“This is a security feature in that inmates do not have to be transported outside of the building unless there are circumstances where the physician deems they need to be seen by a specialist or at the emergency room of the local hospital,” says Craig.
The BRRJA has, as part of its medical services contract, the provision of mental health services. A certified counselor sees inmates twice weekly and makes referrals, as needed, to the psychiatrist. The psychiatrist sees inmates via video in the facility’s video arraignment/consultation room, thus prohibiting inmates from having to be transported off site.
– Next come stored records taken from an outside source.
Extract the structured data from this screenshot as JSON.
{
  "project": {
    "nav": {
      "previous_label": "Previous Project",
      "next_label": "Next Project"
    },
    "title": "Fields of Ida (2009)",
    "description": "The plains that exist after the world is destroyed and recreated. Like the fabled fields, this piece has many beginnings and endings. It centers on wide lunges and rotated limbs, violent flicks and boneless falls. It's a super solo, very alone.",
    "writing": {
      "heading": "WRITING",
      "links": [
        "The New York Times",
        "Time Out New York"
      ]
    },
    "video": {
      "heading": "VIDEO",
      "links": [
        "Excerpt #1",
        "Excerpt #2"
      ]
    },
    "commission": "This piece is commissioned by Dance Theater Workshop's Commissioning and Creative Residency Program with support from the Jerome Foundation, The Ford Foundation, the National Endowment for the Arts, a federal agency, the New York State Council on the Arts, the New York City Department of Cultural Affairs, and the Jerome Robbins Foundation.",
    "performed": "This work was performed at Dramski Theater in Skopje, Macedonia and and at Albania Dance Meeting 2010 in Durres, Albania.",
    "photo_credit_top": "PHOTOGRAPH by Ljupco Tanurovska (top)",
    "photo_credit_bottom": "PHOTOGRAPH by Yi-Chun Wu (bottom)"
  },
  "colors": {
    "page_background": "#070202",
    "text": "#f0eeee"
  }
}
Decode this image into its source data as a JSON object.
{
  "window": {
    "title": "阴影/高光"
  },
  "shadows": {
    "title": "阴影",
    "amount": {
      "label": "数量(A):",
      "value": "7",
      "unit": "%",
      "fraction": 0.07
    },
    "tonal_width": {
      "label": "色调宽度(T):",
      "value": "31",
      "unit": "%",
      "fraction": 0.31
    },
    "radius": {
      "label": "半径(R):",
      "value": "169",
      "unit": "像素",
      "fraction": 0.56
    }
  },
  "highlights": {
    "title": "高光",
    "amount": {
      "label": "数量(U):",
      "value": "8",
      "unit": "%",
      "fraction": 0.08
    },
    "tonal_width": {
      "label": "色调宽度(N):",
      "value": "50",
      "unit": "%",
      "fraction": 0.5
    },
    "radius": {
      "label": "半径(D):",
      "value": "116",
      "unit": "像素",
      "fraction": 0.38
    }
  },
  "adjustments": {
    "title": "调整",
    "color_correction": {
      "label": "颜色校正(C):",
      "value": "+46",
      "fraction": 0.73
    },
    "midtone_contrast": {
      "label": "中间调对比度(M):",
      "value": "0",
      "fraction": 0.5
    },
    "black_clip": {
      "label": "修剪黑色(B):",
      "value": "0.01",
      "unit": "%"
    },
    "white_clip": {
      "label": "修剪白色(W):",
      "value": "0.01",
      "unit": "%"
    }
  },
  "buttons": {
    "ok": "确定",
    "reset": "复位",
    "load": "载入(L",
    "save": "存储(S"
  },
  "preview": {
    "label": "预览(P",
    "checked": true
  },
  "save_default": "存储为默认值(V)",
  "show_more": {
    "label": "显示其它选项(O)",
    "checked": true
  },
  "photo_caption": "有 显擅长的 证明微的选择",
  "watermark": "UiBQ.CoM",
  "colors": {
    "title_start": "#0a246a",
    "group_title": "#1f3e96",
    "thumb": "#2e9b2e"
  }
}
“Video arraignment is an extremely invaluable tool, not only for mental health services, but for court transportations,” adds Craig. “This equipment enables our site to connect with any court in Virginia that has the compatible equipment/connection and conduct arraignments for inmates, thus saving money in transportation costs and increasing the safety and security of the staff and inmates.”
A separate law enforcement lobby is situated directly outside of the intake department and inside of the vehicle sallyport area. This area provides a secure cell as well as benches with security bars for arresting officers, while obtaining the necessary committal paperwork from the Magistrate, whose access window is in the lobby area.
A final safety and security measure is that shift supervisors are required to have their officers change posts every four hours.
“This prevents inmates from getting too familiar with a particular officer,” says Craig. “And it helps officers from becoming too lackadaisical in the performance of their required duties, as well as helping them to be more alert and aware.”
Amherst County Adult Detention Center
Construction Budget: $49.4 million
(Project bid in August 2009 at $37.2 million)
Number of Beds: 380
Area (square feet): 170,000 square feet
Design Start Date: January 2008
Design Completion Date: July 2009
Construction Start Date: August 2009
Construction Completion Date: December 2011
Owner/Operator: Blue Ridge Regional Jail Authority
Owner Representative: Elton Blackstock
Owner Administrator: Blue Ridge Regional Jail Authority
Architect: Moseley Architects
General Contractor: HITT Contracting Inc.
Detention Equipment Contractor (DEC): Pauly Jail Building Co.
Security Control System Contractor (SCSC): SimplexGrinnell
Civil Engineer: Hurt and Proffitt Inc.
Structural, Mechanical, Electrical, Plumbing, and
Fire Protection Engineer: Moseley Architects
Kitchen and Laundry: Foodesign Associates Inc.
Video Surveillance: Vicon
Intercom/Communications Systems: Harding
Access Control System: Software House
Jail Management System: Arconix
Video Visitation System: InnoVisit
Precast Concrete/Prefab Steel Cells: Oldcastle Precast Modular
Security Glazing – PreCast Cells: Global Security Glazing
Security Glazing – Non-Cell Applications: Allied Protective Glazing
Detention Hollow Metal: Habersham
Pneumatic Locks: AirTeq Systems
Security Cell Doors/Locks: Pauly Jail Building
Co., Habersham Metal Products Co.
Detention Accessories: Pauly Jail Building Co.,
Habersham Metal Products Co.
Building Automation System (BAS): Tridium
Mechanical, Electrical and Plumbing Subcontractor: Southern Air
Waste Plumbing System: AcornVac
Plumbing Fixtures: American Standard
HVAC Air Terminal Units: York
HVAC Gravity Ventilators: Greenheck
Interior Lighting Controls/Fixtures: Daybrite,
Metalumen, CD Lighting, EMCO, Schmitz, Capri, Gardco, McPhilben
Exterior Lighting Controls/Fixtures: EMCO, Gardo, Margin Wall
Fire Alarm System: Simplex
Water-Based Sprinkler Systems: Tyco Fire
Irrigation Storm Water Management Systems: Charlotte Pipe and Foundry Co., Smith Manufacturing Co.
Metal Roof Panels: Dimensional Metals Inc.
Wall Panels: Dimensional Metals Inc.
Security Ceiling System (steel): Habersham Metal Products Co.
Acoustical Panel Ceilings: Tectum
Laundry Washers: Cissell
Correctional Furniture: Norix